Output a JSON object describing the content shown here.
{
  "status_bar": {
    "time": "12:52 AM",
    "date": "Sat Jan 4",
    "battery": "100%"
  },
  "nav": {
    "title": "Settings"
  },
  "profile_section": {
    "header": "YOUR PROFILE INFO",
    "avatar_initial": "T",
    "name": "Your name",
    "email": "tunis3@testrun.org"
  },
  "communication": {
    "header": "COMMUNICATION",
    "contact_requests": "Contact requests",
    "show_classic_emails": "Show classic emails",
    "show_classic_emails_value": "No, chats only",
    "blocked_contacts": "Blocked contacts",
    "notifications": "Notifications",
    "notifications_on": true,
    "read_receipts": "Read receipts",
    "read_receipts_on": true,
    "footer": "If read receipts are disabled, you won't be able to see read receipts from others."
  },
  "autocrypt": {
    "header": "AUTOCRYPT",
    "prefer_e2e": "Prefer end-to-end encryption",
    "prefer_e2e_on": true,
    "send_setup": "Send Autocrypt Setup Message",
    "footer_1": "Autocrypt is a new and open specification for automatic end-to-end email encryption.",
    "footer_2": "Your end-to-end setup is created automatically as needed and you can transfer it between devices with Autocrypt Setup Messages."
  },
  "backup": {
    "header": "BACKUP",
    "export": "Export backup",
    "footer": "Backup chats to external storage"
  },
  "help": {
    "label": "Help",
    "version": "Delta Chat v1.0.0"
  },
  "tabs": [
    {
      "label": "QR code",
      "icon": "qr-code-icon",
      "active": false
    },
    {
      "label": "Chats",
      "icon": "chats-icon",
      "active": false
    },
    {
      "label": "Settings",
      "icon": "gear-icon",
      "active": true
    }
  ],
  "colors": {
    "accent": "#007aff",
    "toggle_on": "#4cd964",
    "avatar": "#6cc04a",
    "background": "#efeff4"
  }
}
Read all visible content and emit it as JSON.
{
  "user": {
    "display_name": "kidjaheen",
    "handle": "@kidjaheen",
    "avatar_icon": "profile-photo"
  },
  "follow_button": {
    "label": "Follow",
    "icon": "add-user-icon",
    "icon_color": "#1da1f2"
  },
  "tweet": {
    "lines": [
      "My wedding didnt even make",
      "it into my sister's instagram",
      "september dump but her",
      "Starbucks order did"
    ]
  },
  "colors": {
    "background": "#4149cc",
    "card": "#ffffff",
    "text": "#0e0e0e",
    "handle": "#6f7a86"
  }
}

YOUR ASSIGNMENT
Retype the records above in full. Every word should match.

OUTPUT FOR THIS EXERCISE
Output a JSON object describing the content shown here.
{
  "status_bar": {
    "time": "12:52 AM",
    "date": "Sat Jan 4",
    "battery": "100%"
  },
  "nav": {
    "title": "Settings"
  },
  "profile_section": {
    "header": "YOUR PROFILE INFO",
    "avatar_initial": "T",
    "name": "Your name",
    "email": "tunis3@testrun.org"
  },
  "communication": {
    "header": "COMMUNICATION",
    "contact_requests": "Contact requests",
    "show_classic_emails": "Show classic emails",
    "show_classic_emails_value": "No, chats only",
    "blocked_contacts": "Blocked contacts",
    "notifications": "Notifications",
    "notifications_on": true,
    "read_receipts": "Read receipts",
    "read_receipts_on": true,
    "footer": "If read receipts are disabled, you won't be able to see read receipts from others."
  },
  "autocrypt": {
    "header": "AUTOCRYPT",
    "prefer_e2e": "Prefer end-to-end encryption",
    "prefer_e2e_on": true,
    "send_setup": "Send Autocrypt Setup Message",
    "footer_1": "Autocrypt is a new and open specification for automatic end-to-end email encryption.",
    "footer_2": "Your end-to-end setup is created automatically as needed and you can transfer it between devices with Autocrypt Setup Messages."
  },
  "backup": {
    "header": "BACKUP",
    "export": "Export backup",
    "footer": "Backup chats to external storage"
  },
  "help": {
    "label": "Help",
    "version": "Delta Chat v1.0.0"
  },
  "tabs": [
    {
      "label": "QR code",
      "icon": "qr-code-icon",
      "active": false
    },
    {
      "label": "Chats",
      "icon": "chats-icon",
      "active": false
    },
    {
      "label": "Settings",
      "icon": "gear-icon",
      "active": true
    }
  ],
  "colors": {
    "accent": "#007aff",
    "toggle_on": "#4cd964",
    "avatar": "#6cc04a",
    "background": "#efeff4"
  }
}
Read all visible content and emit it as JSON.
{
  "user": {
    "display_name": "kidjaheen",
    "handle": "@kidjaheen",
    "avatar_icon": "profile-photo"
  },
  "follow_button": {
    "label": "Follow",
    "icon": "add-user-icon",
    "icon_color": "#1da1f2"
  },
  "tweet": {
    "lines": [
      "My wedding didnt even make",
      "it into my sister's instagram",
      "september dump but her",
      "Starbucks order did"
    ]
  },
  "colors": {
    "background": "#4149cc",
    "card": "#ffffff",
    "text": "#0e0e0e",
    "handle": "#6f7a86"
  }
}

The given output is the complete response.